(1) Conduct of a servant is within the scope of employment if, but only if:
(b) it occurs substantially within the authorized time and space limits;
(c) it is actuated, at least in part, by a purpose to serve the master[.] . . . .
(2) Conduct of a servant is not within the scope of employment if it is different in kind from that authorized, far beyond the authorized time or space limits, or too little actuated by a purpose to serve the master.
Restatement (Second) of Agency § 228 (1958). Section 229 provides that:
(1) To be within the scope of the employment, conduct must be of the same general nature as that authorized, or incidental to the conduct authorized.
(2) In determining whether or not the conduct, although not authorized, is nevertheless so similar to or incidental to the conduct authorized as to be within the scope of employment, the following matters of fact are to be considered:
(a) whether or not the act is one commonly done by such servants;
(b) the time, place and purpose of the act;
(c) the previous relations between master and the servant;
(d) the extent to which the business of the master is apportioned between different servants;
(e) whether or not the act is outside the enterprise of the master or, if within the enterprise, has not been entrusted to any servant;

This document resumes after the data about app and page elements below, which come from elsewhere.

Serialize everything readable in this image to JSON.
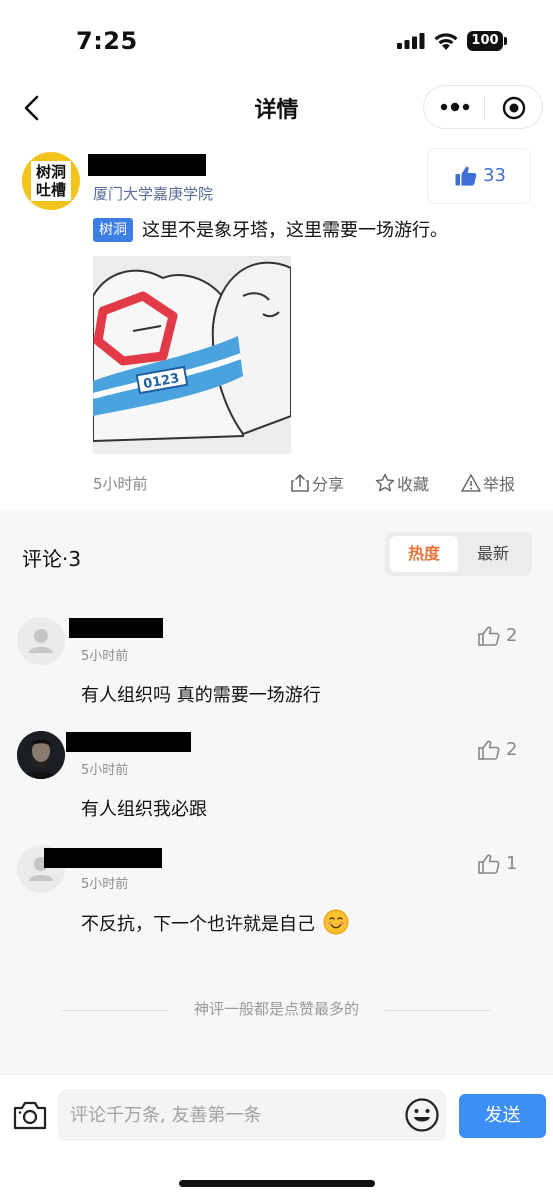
{
  "status_bar": {
    "time": "7:25",
    "battery": "100"
  },
  "nav": {
    "title": "详情"
  },
  "post": {
    "college": "厦门大学嘉庚学院",
    "avatar_text": [
      "树洞",
      "吐槽"
    ],
    "like_count": "33",
    "tag": "树洞",
    "text": "这里不是象牙塔，这里需要一场游行。",
    "image_text": "0123",
    "time": "5小时前",
    "actions": {
      "share": "分享",
      "collect": "收藏",
      "report": "举报"
    }
  },
  "comments": {
    "title": "评论·3",
    "sort": {
      "hot": "热度",
      "new": "最新"
    },
    "items": [
      {
        "time": "5小时前",
        "likes": "2",
        "text": "有人组织吗 真的需要一场游行"
      },
      {
        "time": "5小时前",
        "likes": "2",
        "text": "有人组织我必跟"
      },
      {
        "time": "5小时前",
        "likes": "1",
        "text": "不反抗，下一个也许就是自己"
      }
    ],
    "footer": "神评一般都是点赞最多的"
  },
  "input_bar": {
    "placeholder": "评论千万条, 友善第一条",
    "send": "发送"
  },
  "colors": {
    "accent": "#3d8ef5",
    "hot": "#e5753c",
    "link": "#5a6c98"
  }
}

(f) whether or not the master has reason to expect that such an act will be done;
(g) the similarity in quality of the act done to the act authorized;

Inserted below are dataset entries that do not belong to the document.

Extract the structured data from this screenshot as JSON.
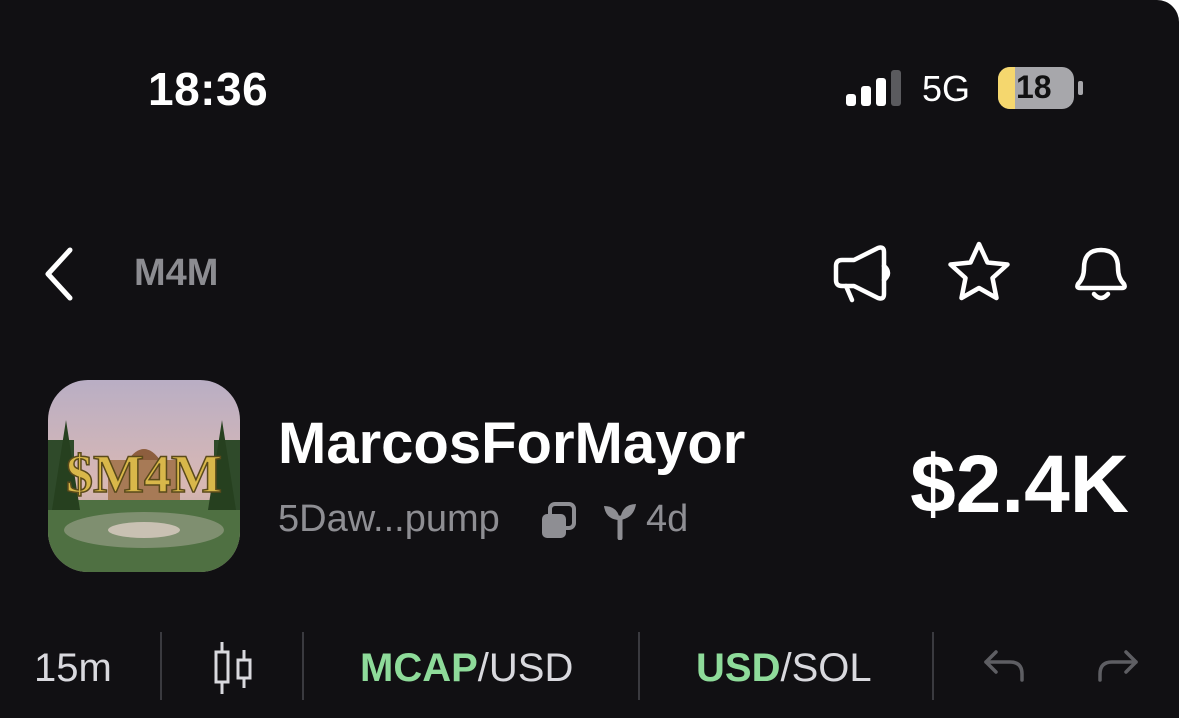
{
  "status_bar": {
    "time": "18:36",
    "network": "5G",
    "battery": "18"
  },
  "nav": {
    "title": "M4M",
    "icons": [
      "chevron-left-icon",
      "megaphone-icon",
      "star-icon",
      "bell-icon"
    ]
  },
  "token": {
    "name": "MarcosForMayor",
    "ticker_art": "$M4M",
    "address": "5Daw...pump",
    "age": "4d",
    "price": "$2.4K"
  },
  "toolbar": {
    "interval": "15m",
    "mcap_label": "MCAP",
    "mcap_unit": "/USD",
    "currency_label": "USD",
    "currency_unit": "/SOL",
    "icons": [
      "candlestick-icon",
      "undo-icon",
      "redo-icon"
    ]
  },
  "colors": {
    "background": "#111013",
    "accent_green": "#8edb9a",
    "muted": "#8e8e93",
    "battery_low": "#f5d76e"
  }
}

(h) whether or not the instrumentality by which the harm is done has been furnished by the master to the servant;
(i) the extent to which the departure from the normal
(a) it is the kind he is employed to perform; method of accomplishing an authorized result; and
(j) whether or not the act is seriously criminal. Restatement (Second) of Agency § 229 (1958).
Applying those criteria to this case, a reasonable jury could conclude that Rickards assumed a duty to hold the ladder while acting within the scope of his employment. Rickards and Plaintiff were both on the property to investigate the purported leak on behalf of their respective employers. Although Rickards asserts that Plaintiff's final ascent up the ladder related to repair work rather than inspection work, a reasonable jury could conclude that Rickards was present on the Property for the benefit of Ryan Homes and that stabilizing the ladder while Plaintiff completed his inspection and repair was incidental to Rickards' responsibilities as an on-site service manager. Indeed, Rickards went to the Property because his job with Ryan Homes required him to "oversee basic service procedures." (Rickards Dep. 7:6-7). Thus, the Court denies Defendants' motion for summary judgment because a reasonable jury could conclude that Rickards assumed a duty to hold the ladder while acting within the scope of his employment.
For the reasons discussed above, the Court denies Defendants' motion for summary judgment. An appropriate Order shall enter.
ROBERT B. KUGLER United States District Judge